Why have you decided to make the Maldives carbon neutral?
We want to be a carbon-neutral country by 2019, and set an example to the rest of the world. But we are not doing that just to save the planet. We also need to invest in renewable energy so that we can sustainably meet our development needs into the future. It is just not going to be feasible to go fishing in a diesel-powered boat anymore. Making this radical shift to carbon neutrality will not be easy. But where there is a will, there is a way. In some parts of our country, carbon neutrality is already a reality. Some of our resorts like Soneva Fushi will go carbon neutral this year and zero-carbon next.
But is it going to make any difference to the planet?
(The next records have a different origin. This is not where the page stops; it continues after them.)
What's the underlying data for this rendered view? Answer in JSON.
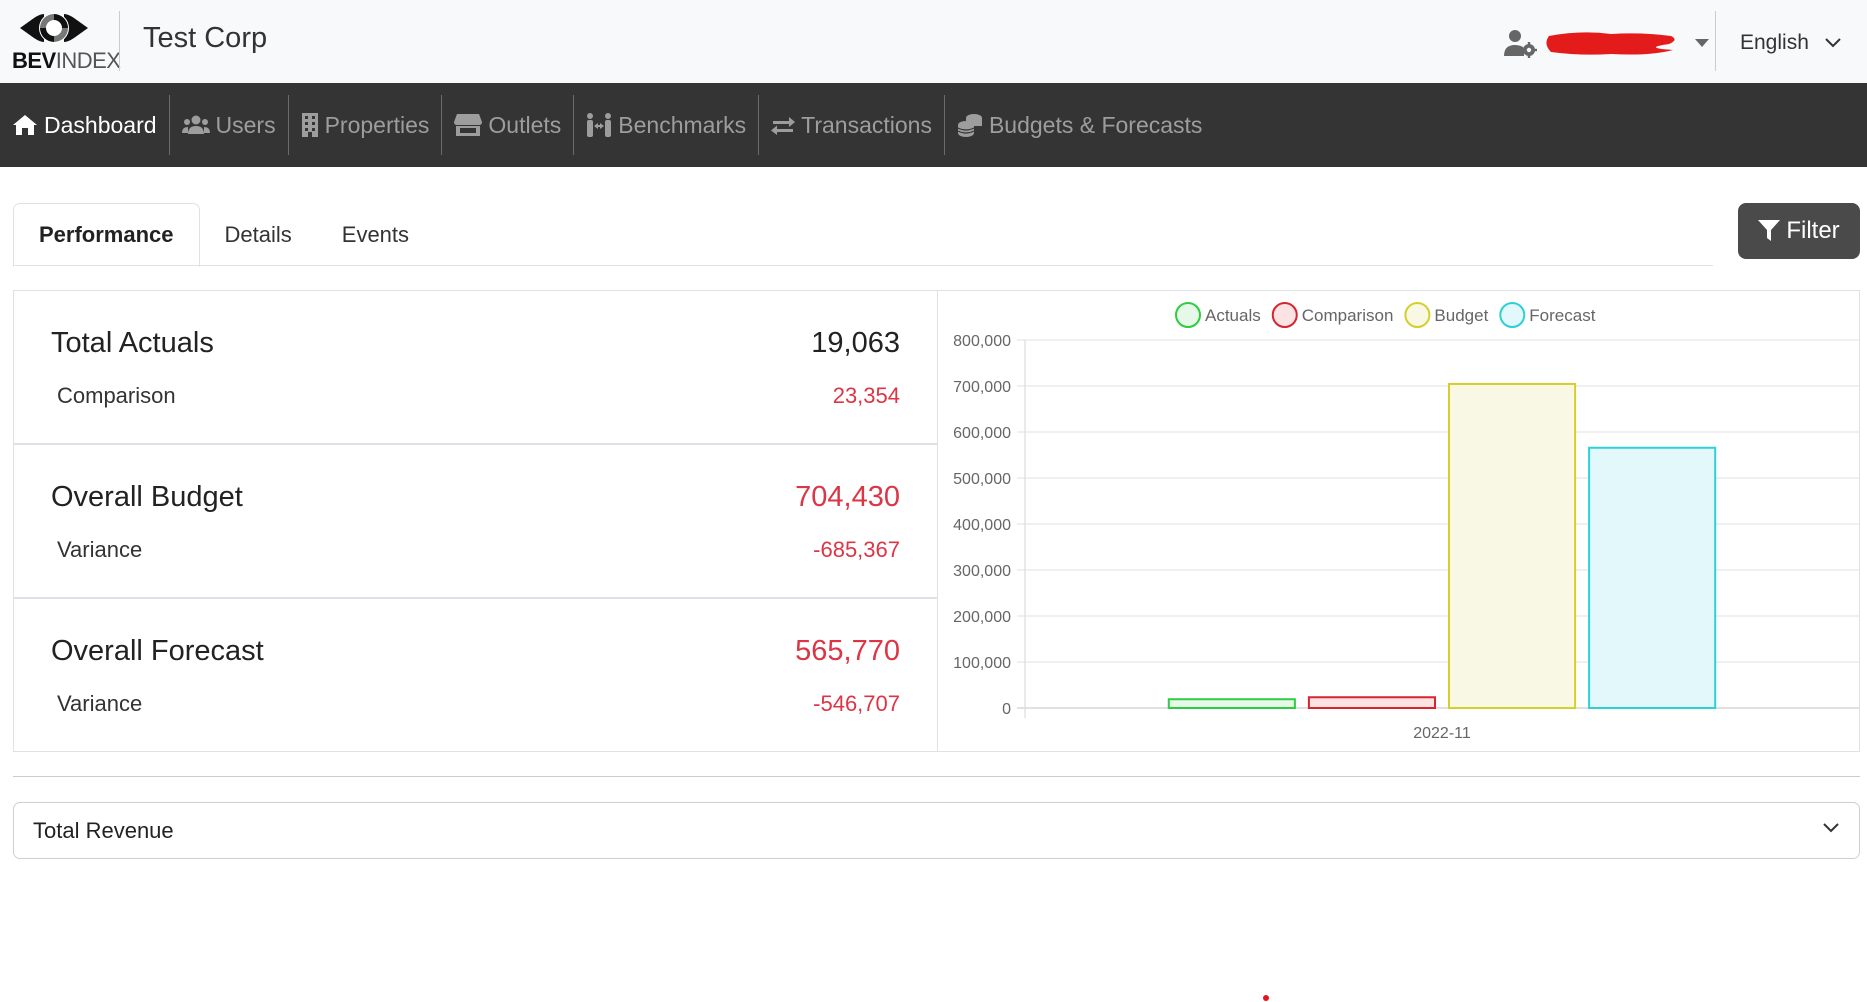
{
  "header": {
    "logo_bold": "BEV",
    "logo_light": "INDEX",
    "company": "Test Corp",
    "user_icon": "user-gear-icon",
    "language": "English"
  },
  "nav": [
    {
      "label": "Dashboard",
      "icon": "home-icon",
      "active": true
    },
    {
      "label": "Users",
      "icon": "users-icon",
      "active": false
    },
    {
      "label": "Properties",
      "icon": "building-icon",
      "active": false
    },
    {
      "label": "Outlets",
      "icon": "store-icon",
      "active": false
    },
    {
      "label": "Benchmarks",
      "icon": "people-arrows-icon",
      "active": false
    },
    {
      "label": "Transactions",
      "icon": "exchange-icon",
      "active": false
    },
    {
      "label": "Budgets & Forecasts",
      "icon": "coins-icon",
      "active": false
    }
  ],
  "tabs": [
    {
      "label": "Performance",
      "active": true
    },
    {
      "label": "Details",
      "active": false
    },
    {
      "label": "Events",
      "active": false
    }
  ],
  "filter_label": "Filter",
  "kpis": [
    {
      "title": "Total Actuals",
      "value": "19,063",
      "value_red": false,
      "sub_label": "Comparison",
      "sub_value": "23,354"
    },
    {
      "title": "Overall Budget",
      "value": "704,430",
      "value_red": true,
      "sub_label": "Variance",
      "sub_value": "-685,367"
    },
    {
      "title": "Overall Forecast",
      "value": "565,770",
      "value_red": true,
      "sub_label": "Variance",
      "sub_value": "-546,707"
    }
  ],
  "chart_data": {
    "type": "bar",
    "title": "",
    "xlabel": "",
    "ylabel": "",
    "categories": [
      "2022-11"
    ],
    "series": [
      {
        "name": "Actuals",
        "values": [
          19063
        ],
        "border": "#2ecc40",
        "fill": "#e6f9e8"
      },
      {
        "name": "Comparison",
        "values": [
          23354
        ],
        "border": "#d9232d",
        "fill": "#fbe3e4"
      },
      {
        "name": "Budget",
        "values": [
          704430
        ],
        "border": "#d4cf2a",
        "fill": "#f9f8e4"
      },
      {
        "name": "Forecast",
        "values": [
          565770
        ],
        "border": "#2dd0d5",
        "fill": "#e2f8fa"
      }
    ],
    "ylim": [
      0,
      800000
    ],
    "yticks": [
      "0",
      "100,000",
      "200,000",
      "300,000",
      "400,000",
      "500,000",
      "600,000",
      "700,000",
      "800,000"
    ],
    "grid": true,
    "legend": "top-center"
  },
  "accordion": {
    "label": "Total Revenue"
  },
  "colors": {
    "nav_bg": "#343434",
    "negative": "#dc3545",
    "filter_bg": "#4a4a4a"
  }
}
Let us make Kyoto [the 1997 Protocol] or COP 15 [the Copenhagen meet] about what we can do, not about what we cannot do. People often tell me you are not going to make a difference, you are too small. Or that caring for the environment is too expensive, why bother at all. What we in the Maldives do or do not do is not going to make a difference to the planet. But if we do things right we can go to sleep thinking we have done our bit, and we will have the moral authority to speak out at international conferences. We do not want to get into the blame game. Being carbon neutral is not our way of trying to rescue the global climate. It is to change our own lifestyle so that even if we are headed towards disaster, we can say we tried to do the right thing. Sure, installing solar panels and wind turbines does not come cheap. But there is only one choice for us. Going green might cost a lot, but refusing to act now will cost us the Earth.
How will this convince the rich countries to pay for adaptation to climate change in countries such as the Maldives?
Only if we clean up our own energy use will the West listen to us. We have to say, we are spending so much ourselves, how much will you give us for adaptation for embankments and sea walls, among other things? We have to be able to tell them, look, we are drowning because of your unsustainable use of fossil energy, how can you help us? It is not so important anymore who was responsible for historical emissions. What is important is that those who were responsible share the moral responsibility, and make money available to those who need it for their survival.
You have decided not to go to Copenhagen. But what outcome would you expect there?
The time for reports and action plans is now over. We do not want more talk on greenhouse-gas emissions. We want green technology and a switch to renewable sources of energy. We need to have a clear vision and implement that vision.
~ Kunda Dixit is the editor of the Nepali Times in Kathmandu.